If the file exists, it will be loaded into the emacs editor. If the file does not exist, you will get a blank editor to start typing in the code. The configuration file .emacs you edited earlier will add color coding to your c0 programs. Keywords will show up in one color, variables in another, etc. This will make it easier to edit your program code.


LinuxHelp.next Emacs Help

Before you compile programs, you should update your path in your Andrew account so the system can find the C0 compiler without you having to explicitly give the full path to the compiler's location.

To update your path, use emacs to edit the file .cshrc found in your home directory when you log in:

emacs .cshrc

Add the following line at the end of your .cshrc file exactly as shown:

setenv PATH ${PATH}:/afs/andrew/course/15/122/bin

Save the file and exit emacs. For this time only, you can have the system run this resource file immediately by entering the following at the Linux prompt in your terminal window:

source .cshrc

(When you log in next time, this file is "sourced" automatically.) If you use a different shell than csh, you will need to adjust your path accordingly. See your TA or CA if you need more help.

Accessing your Andrew files using ssh

You can always access your Andrew files on the Andrew Linux server in the Gates labs (rooms 5205, 5201, and 3000) when the labs have no classes scheduled. In addition, you can access your files via ssh in several ways. ssh (secure shell) a protocol for securely logging into remote servers like the Andrew system.

Windows machines: Download a free ssh client like PuTTY. When you log in, specify the server linux.andrew.cmu.edu.

In the Windows clusters on campus, you should run X-Win32 first and then use an SSH client like SSH Tectia-Terminal to log in to linux.andrew.cmu.edu. By having the X-Win32 program running, all "windows" that you open up when logged into andrew (e.g. when you run emacs) will appear on your local Windows console.

Mac and Linux machines: Open up a terminal window and run this command:

ssh -X -l yourusername linux.andrew.cmu.edu

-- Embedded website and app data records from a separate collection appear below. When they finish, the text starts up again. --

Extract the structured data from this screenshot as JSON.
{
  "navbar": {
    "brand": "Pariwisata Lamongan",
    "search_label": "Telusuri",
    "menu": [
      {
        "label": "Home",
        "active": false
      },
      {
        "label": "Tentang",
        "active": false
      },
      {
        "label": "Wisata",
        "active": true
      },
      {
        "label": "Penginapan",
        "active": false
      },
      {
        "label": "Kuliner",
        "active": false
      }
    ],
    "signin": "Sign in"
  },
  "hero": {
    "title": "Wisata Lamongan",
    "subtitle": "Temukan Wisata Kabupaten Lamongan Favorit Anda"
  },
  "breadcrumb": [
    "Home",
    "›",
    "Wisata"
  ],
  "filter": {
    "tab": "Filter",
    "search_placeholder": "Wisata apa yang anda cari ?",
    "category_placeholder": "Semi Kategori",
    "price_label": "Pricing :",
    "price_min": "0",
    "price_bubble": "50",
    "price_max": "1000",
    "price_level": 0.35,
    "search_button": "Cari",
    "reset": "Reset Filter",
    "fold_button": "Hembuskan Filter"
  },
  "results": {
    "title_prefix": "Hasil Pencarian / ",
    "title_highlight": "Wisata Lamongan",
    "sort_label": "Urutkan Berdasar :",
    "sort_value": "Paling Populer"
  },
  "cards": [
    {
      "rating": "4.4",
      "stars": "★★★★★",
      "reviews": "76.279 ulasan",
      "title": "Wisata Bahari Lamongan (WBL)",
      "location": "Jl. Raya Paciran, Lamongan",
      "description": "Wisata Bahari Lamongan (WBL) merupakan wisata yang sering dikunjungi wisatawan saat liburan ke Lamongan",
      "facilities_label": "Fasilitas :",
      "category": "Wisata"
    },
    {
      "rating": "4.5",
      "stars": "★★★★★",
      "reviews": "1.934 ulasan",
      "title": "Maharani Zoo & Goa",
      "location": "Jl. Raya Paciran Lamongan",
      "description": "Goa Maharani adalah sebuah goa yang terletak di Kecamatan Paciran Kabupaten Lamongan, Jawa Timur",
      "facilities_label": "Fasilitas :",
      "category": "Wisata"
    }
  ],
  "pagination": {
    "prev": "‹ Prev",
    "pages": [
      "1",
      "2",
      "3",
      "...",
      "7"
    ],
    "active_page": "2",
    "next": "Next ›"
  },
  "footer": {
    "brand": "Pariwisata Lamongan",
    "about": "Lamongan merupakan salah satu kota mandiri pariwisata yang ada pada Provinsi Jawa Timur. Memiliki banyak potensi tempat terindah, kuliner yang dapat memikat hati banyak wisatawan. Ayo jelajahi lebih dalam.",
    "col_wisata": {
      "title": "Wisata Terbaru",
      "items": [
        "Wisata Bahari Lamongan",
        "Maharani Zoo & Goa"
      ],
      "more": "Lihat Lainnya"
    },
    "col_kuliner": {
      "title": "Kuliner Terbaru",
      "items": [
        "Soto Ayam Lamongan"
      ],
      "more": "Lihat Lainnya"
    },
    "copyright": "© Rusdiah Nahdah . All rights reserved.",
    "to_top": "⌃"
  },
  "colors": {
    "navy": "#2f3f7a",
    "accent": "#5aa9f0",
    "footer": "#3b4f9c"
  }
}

and enter your password when prompted to log in. (Your machine might ask if you want to add the server to a list of known hosts; if so, answer yes.)

written by Tom Cortina, 1/12/11